NETHERLANDS - The European pensions directive on the activities and supervision of institutions for occupational retirement provision was transposed into Dutch national law this week.
The Upper Chamber passed the bill on Tuesday (17 January) after it was introduced to parliament by social affairs minister Aart De Geus last year.
Member states had two years from 23 September 2003, the date on which the directive was first published, to implement it into their national law.
A spokeswoman for the Ministry of Social Affairs (Ministerie van Sociale Zaken) acknowledged that the transposition had been late but said no punishment had been meted out as a result.
“Implementation sometimes means that you have to go through parliament. That’s the way we do it and sometimes we are on time but this time we were a little bit late,” she said.
The directive is described by the European Union as a first step on the way toan internal market for occupational retirement provision organised on a European scale.
The concept of cross border “pan-European” pensions has been praised for helping to relieve the burden of coping with globally mobile employees’ pension benefits.
Mercer consultant Peter Blake told Global Pensions: “Dealing with pensions for expatriates has always been a sticky subject.
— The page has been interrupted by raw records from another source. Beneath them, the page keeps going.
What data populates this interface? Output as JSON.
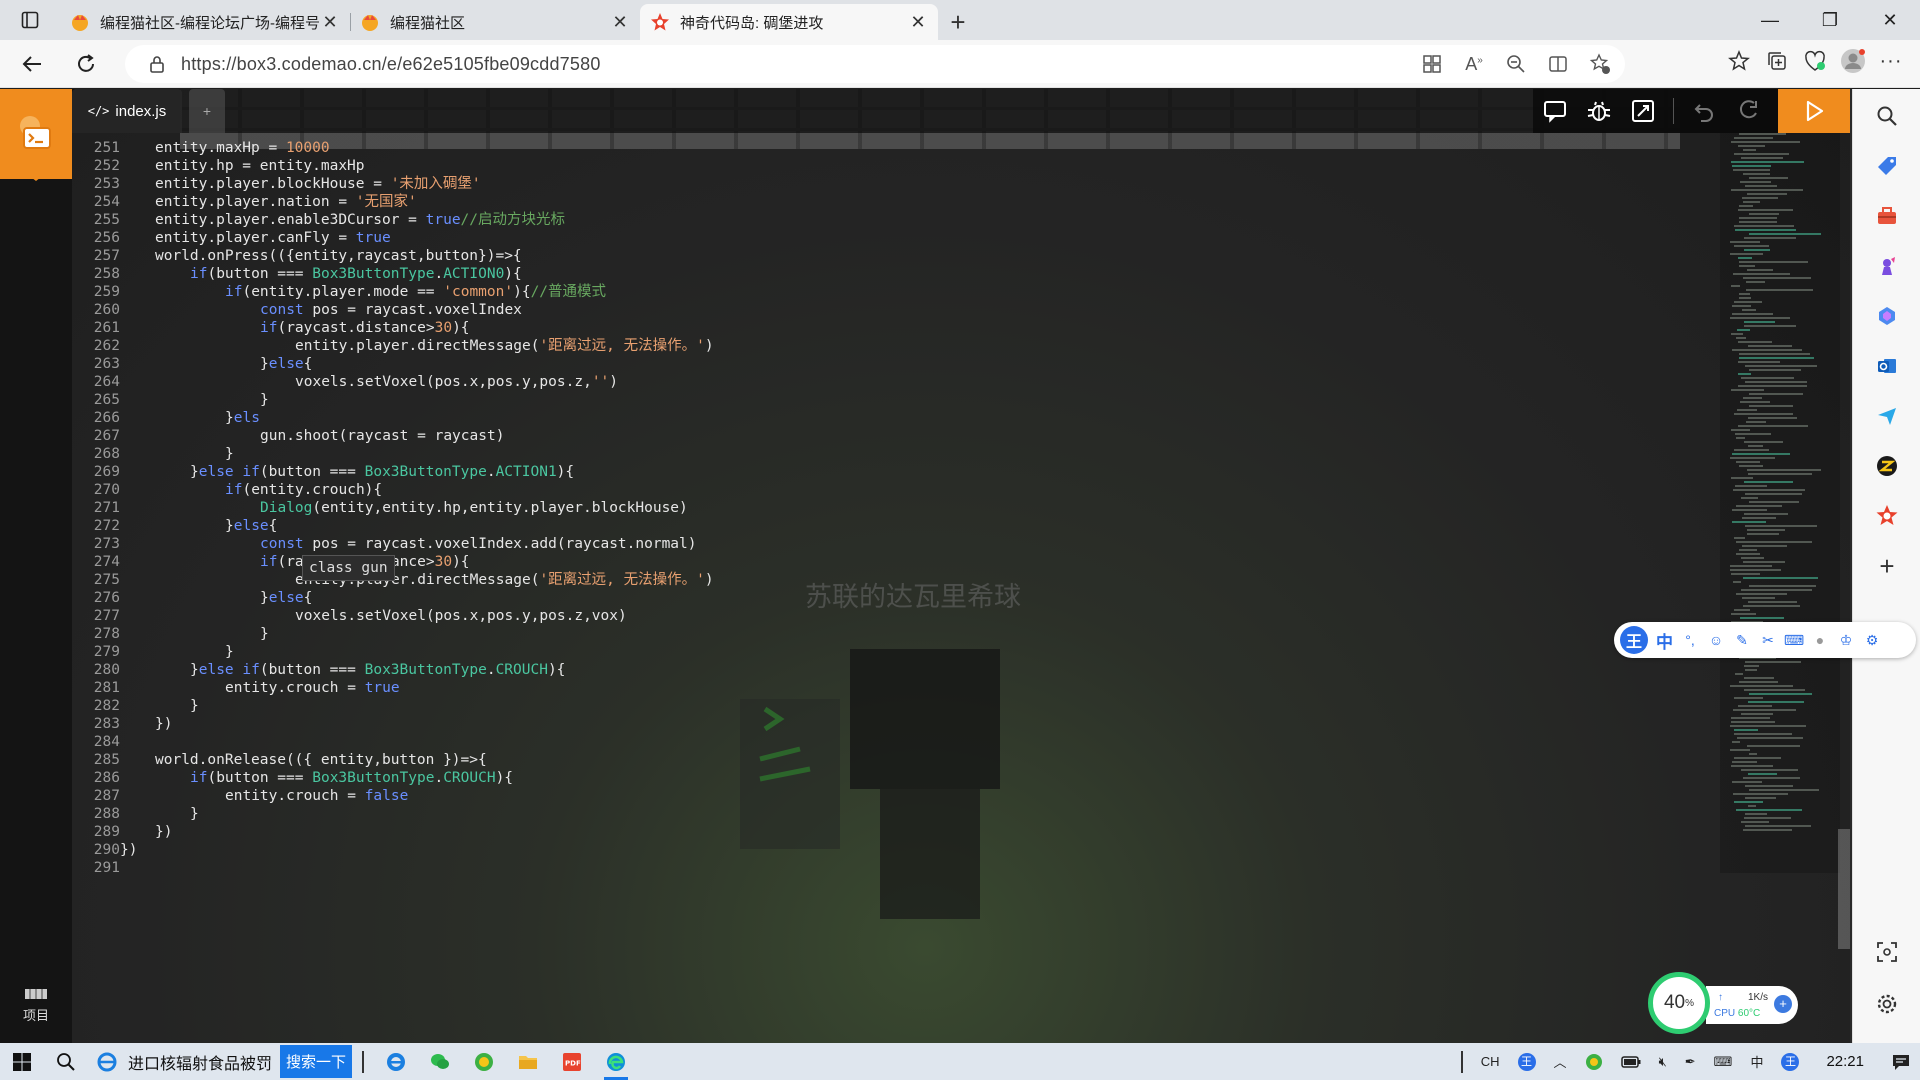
{
  "browser": {
    "tabs": [
      {
        "title": "编程猫社区-编程论坛广场-编程号",
        "active": false
      },
      {
        "title": "编程猫社区",
        "active": false
      },
      {
        "title": "神奇代码岛: 碉堡进攻",
        "active": true
      }
    ],
    "url": "https://box3.codemao.cn/e/e62e5105fbe09cdd7580"
  },
  "editor": {
    "file_tab": "index.js",
    "new_tab_label": "+",
    "project_label": "项目",
    "hint": "class gun",
    "ghost_text": "苏联的达瓦里希球",
    "lines": [
      {
        "n": "251",
        "indent": 4,
        "tokens": [
          [
            "",
            "entity.maxHp = "
          ],
          [
            "str",
            "10000"
          ]
        ]
      },
      {
        "n": "252",
        "indent": 4,
        "tokens": [
          [
            "",
            "entity.hp = entity.maxHp"
          ]
        ]
      },
      {
        "n": "253",
        "indent": 4,
        "tokens": [
          [
            "",
            "entity.player.blockHouse = "
          ],
          [
            "str",
            "'未加入碉堡'"
          ]
        ]
      },
      {
        "n": "254",
        "indent": 4,
        "tokens": [
          [
            "",
            "entity.player.nation = "
          ],
          [
            "str",
            "'无国家'"
          ]
        ]
      },
      {
        "n": "255",
        "indent": 4,
        "tokens": [
          [
            "",
            "entity.player.enable3DCursor = "
          ],
          [
            "kw",
            "true"
          ],
          [
            "cm",
            "//启动方块光标"
          ]
        ]
      },
      {
        "n": "256",
        "indent": 4,
        "tokens": [
          [
            "",
            "entity.player.canFly = "
          ],
          [
            "kw",
            "true"
          ]
        ]
      },
      {
        "n": "257",
        "indent": 4,
        "tokens": [
          [
            "",
            "world.onPress(({entity,raycast,button})=>{"
          ]
        ]
      },
      {
        "n": "258",
        "indent": 8,
        "tokens": [
          [
            "kw",
            "if"
          ],
          [
            "",
            "(button === "
          ],
          [
            "ty",
            "Box3ButtonType"
          ],
          [
            "",
            "."
          ],
          [
            "ty",
            "ACTION0"
          ],
          [
            "",
            "){"
          ]
        ]
      },
      {
        "n": "259",
        "indent": 12,
        "tokens": [
          [
            "kw",
            "if"
          ],
          [
            "",
            "(entity.player.mode == "
          ],
          [
            "str",
            "'common'"
          ],
          [
            "",
            "){"
          ],
          [
            "cm",
            "//普通模式"
          ]
        ]
      },
      {
        "n": "260",
        "indent": 16,
        "tokens": [
          [
            "kw",
            "const"
          ],
          [
            "",
            " pos = raycast.voxelIndex"
          ]
        ]
      },
      {
        "n": "261",
        "indent": 16,
        "tokens": [
          [
            "kw",
            "if"
          ],
          [
            "",
            "(raycast.distance>"
          ],
          [
            "str",
            "30"
          ],
          [
            "",
            "){"
          ]
        ]
      },
      {
        "n": "262",
        "indent": 20,
        "tokens": [
          [
            "",
            "entity.player.directMessage("
          ],
          [
            "str",
            "'距离过远, 无法操作。'"
          ],
          [
            "",
            ")"
          ]
        ]
      },
      {
        "n": "263",
        "indent": 16,
        "tokens": [
          [
            "",
            "}"
          ],
          [
            "kw",
            "else"
          ],
          [
            "",
            "{"
          ]
        ]
      },
      {
        "n": "264",
        "indent": 20,
        "tokens": [
          [
            "",
            "voxels.setVoxel(pos.x,pos.y,pos.z,"
          ],
          [
            "str",
            "''"
          ],
          [
            "",
            ")"
          ]
        ]
      },
      {
        "n": "265",
        "indent": 16,
        "tokens": [
          [
            "",
            "}"
          ]
        ]
      },
      {
        "n": "266",
        "indent": 12,
        "tokens": [
          [
            "",
            "}"
          ],
          [
            "kw",
            "els"
          ]
        ]
      },
      {
        "n": "267",
        "indent": 16,
        "tokens": [
          [
            "",
            "gun.shoot(raycast = raycast)"
          ]
        ]
      },
      {
        "n": "268",
        "indent": 12,
        "tokens": [
          [
            "",
            "}"
          ]
        ]
      },
      {
        "n": "269",
        "indent": 8,
        "tokens": [
          [
            "",
            "}"
          ],
          [
            "kw",
            "else if"
          ],
          [
            "",
            "(button === "
          ],
          [
            "ty",
            "Box3ButtonType"
          ],
          [
            "",
            "."
          ],
          [
            "ty",
            "ACTION1"
          ],
          [
            "",
            "){"
          ]
        ]
      },
      {
        "n": "270",
        "indent": 12,
        "tokens": [
          [
            "kw",
            "if"
          ],
          [
            "",
            "(entity.crouch){"
          ]
        ]
      },
      {
        "n": "271",
        "indent": 16,
        "tokens": [
          [
            "ty",
            "Dialog"
          ],
          [
            "",
            "(entity,entity.hp,entity.player.blockHouse)"
          ]
        ]
      },
      {
        "n": "272",
        "indent": 12,
        "tokens": [
          [
            "",
            "}"
          ],
          [
            "kw",
            "else"
          ],
          [
            "",
            "{"
          ]
        ]
      },
      {
        "n": "273",
        "indent": 16,
        "tokens": [
          [
            "kw",
            "const"
          ],
          [
            "",
            " pos = raycast.voxelIndex.add(raycast.normal)"
          ]
        ]
      },
      {
        "n": "274",
        "indent": 16,
        "tokens": [
          [
            "kw",
            "if"
          ],
          [
            "",
            "(raycast.distance>"
          ],
          [
            "str",
            "30"
          ],
          [
            "",
            "){"
          ]
        ]
      },
      {
        "n": "275",
        "indent": 20,
        "tokens": [
          [
            "",
            "entity.player.directMessage("
          ],
          [
            "str",
            "'距离过远, 无法操作。'"
          ],
          [
            "",
            ")"
          ]
        ]
      },
      {
        "n": "276",
        "indent": 16,
        "tokens": [
          [
            "",
            "}"
          ],
          [
            "kw",
            "else"
          ],
          [
            "",
            "{"
          ]
        ]
      },
      {
        "n": "277",
        "indent": 20,
        "tokens": [
          [
            "",
            "voxels.setVoxel(pos.x,pos.y,pos.z,vox)"
          ]
        ]
      },
      {
        "n": "278",
        "indent": 16,
        "tokens": [
          [
            "",
            "}"
          ]
        ]
      },
      {
        "n": "279",
        "indent": 12,
        "tokens": [
          [
            "",
            "}"
          ]
        ]
      },
      {
        "n": "280",
        "indent": 8,
        "tokens": [
          [
            "",
            "}"
          ],
          [
            "kw",
            "else if"
          ],
          [
            "",
            "(button === "
          ],
          [
            "ty",
            "Box3ButtonType"
          ],
          [
            "",
            "."
          ],
          [
            "ty",
            "CROUCH"
          ],
          [
            "",
            "){"
          ]
        ]
      },
      {
        "n": "281",
        "indent": 12,
        "tokens": [
          [
            "",
            "entity.crouch = "
          ],
          [
            "kw",
            "true"
          ]
        ]
      },
      {
        "n": "282",
        "indent": 8,
        "tokens": [
          [
            "",
            "}"
          ]
        ]
      },
      {
        "n": "283",
        "indent": 4,
        "tokens": [
          [
            "",
            "})"
          ]
        ]
      },
      {
        "n": "284",
        "indent": 0,
        "tokens": []
      },
      {
        "n": "285",
        "indent": 4,
        "tokens": [
          [
            "",
            "world.onRelease(({ entity,button })=>{"
          ]
        ]
      },
      {
        "n": "286",
        "indent": 8,
        "tokens": [
          [
            "kw",
            "if"
          ],
          [
            "",
            "(button === "
          ],
          [
            "ty",
            "Box3ButtonType"
          ],
          [
            "",
            "."
          ],
          [
            "ty",
            "CROUCH"
          ],
          [
            "",
            "){"
          ]
        ]
      },
      {
        "n": "287",
        "indent": 12,
        "tokens": [
          [
            "",
            "entity.crouch = "
          ],
          [
            "kw",
            "false"
          ]
        ]
      },
      {
        "n": "288",
        "indent": 8,
        "tokens": [
          [
            "",
            "}"
          ]
        ]
      },
      {
        "n": "289",
        "indent": 4,
        "tokens": [
          [
            "",
            "})"
          ]
        ]
      },
      {
        "n": "290",
        "indent": 0,
        "tokens": [
          [
            "",
            "})"
          ]
        ]
      },
      {
        "n": "291",
        "indent": 0,
        "tokens": []
      }
    ]
  },
  "ime": {
    "logo": "王",
    "mode": "中",
    "punct": "°,"
  },
  "perf": {
    "percent": "40",
    "percent_unit": "%",
    "net_speed": "1K/s",
    "cpu_label": "CPU",
    "cpu_temp": "60°C"
  },
  "taskbar": {
    "search_text": "进口核辐射食品被罚",
    "search_button": "搜索一下",
    "tray_lang": "CH",
    "tray_ime": "中",
    "clock": "22:21"
  },
  "colors": {
    "accent": "#f08c1e",
    "keyword": "#6a8fff",
    "string": "#e8a070",
    "comment": "#68a860",
    "type": "#4ac6a0"
  }
}
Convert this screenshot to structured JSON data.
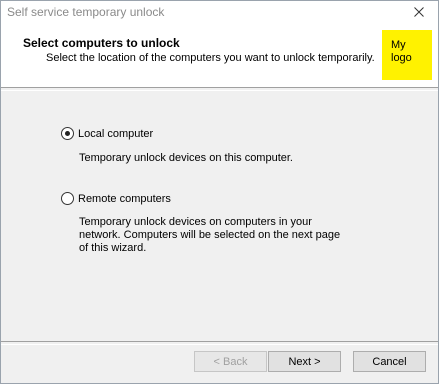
{
  "window": {
    "title": "Self service temporary unlock"
  },
  "header": {
    "title": "Select computers to unlock",
    "subtitle": "Select the location of the computers you want to unlock temporarily.",
    "logo_line1": "My",
    "logo_line2": "logo",
    "logo_color": "#fff200"
  },
  "options": [
    {
      "label": "Local computer",
      "selected": true,
      "description": [
        "Temporary unlock devices on this computer."
      ]
    },
    {
      "label": "Remote computers",
      "selected": false,
      "description": [
        "Temporary unlock devices on computers in your",
        "network. Computers will be selected on the next page",
        "of this wizard."
      ]
    }
  ],
  "buttons": {
    "back": "< Back",
    "next": "Next >",
    "cancel": "Cancel"
  },
  "icons": {
    "close": "close-icon",
    "radio_selected": "radio-selected-icon",
    "radio_empty": "radio-empty-icon"
  }
}
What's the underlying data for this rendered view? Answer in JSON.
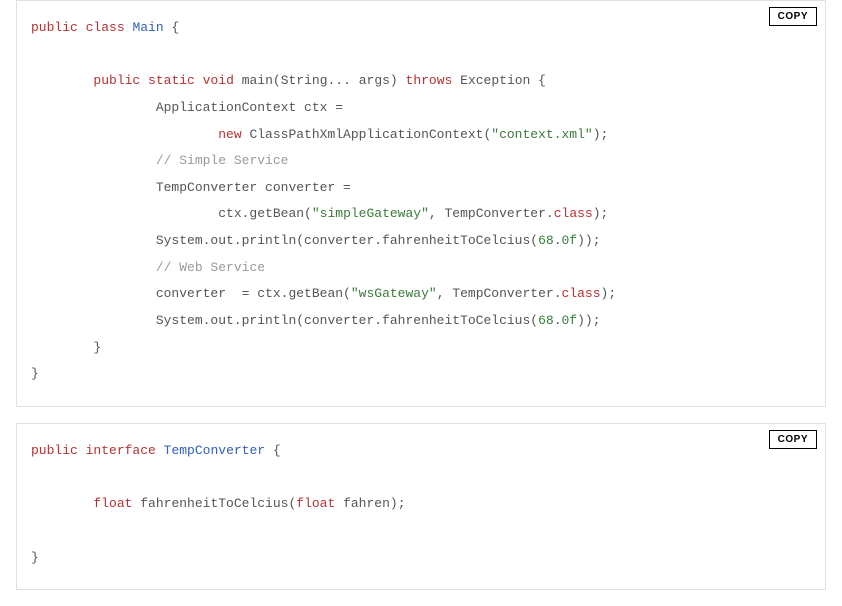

If a company can have a pan-European pension plan to facilitate movement within the European Union it makes the whole ball game much easier.”
The Centre for Social Justice is calling for the state pension age to be raised to 70 by 2028 and to 75 by 2035, a much faster rise than currently planned.
The High Court has blocked the £12bn transfer of Prudential's annuity book to Rothesay Life, citing the insurer's lack of "established reputation" and differing "capital management policies".
This week's top stories included Legal & General acquiring MyFutureNow to provide a dashboard service to customers, while also agreeing a hybrid buy-in with a Hitachi scheme.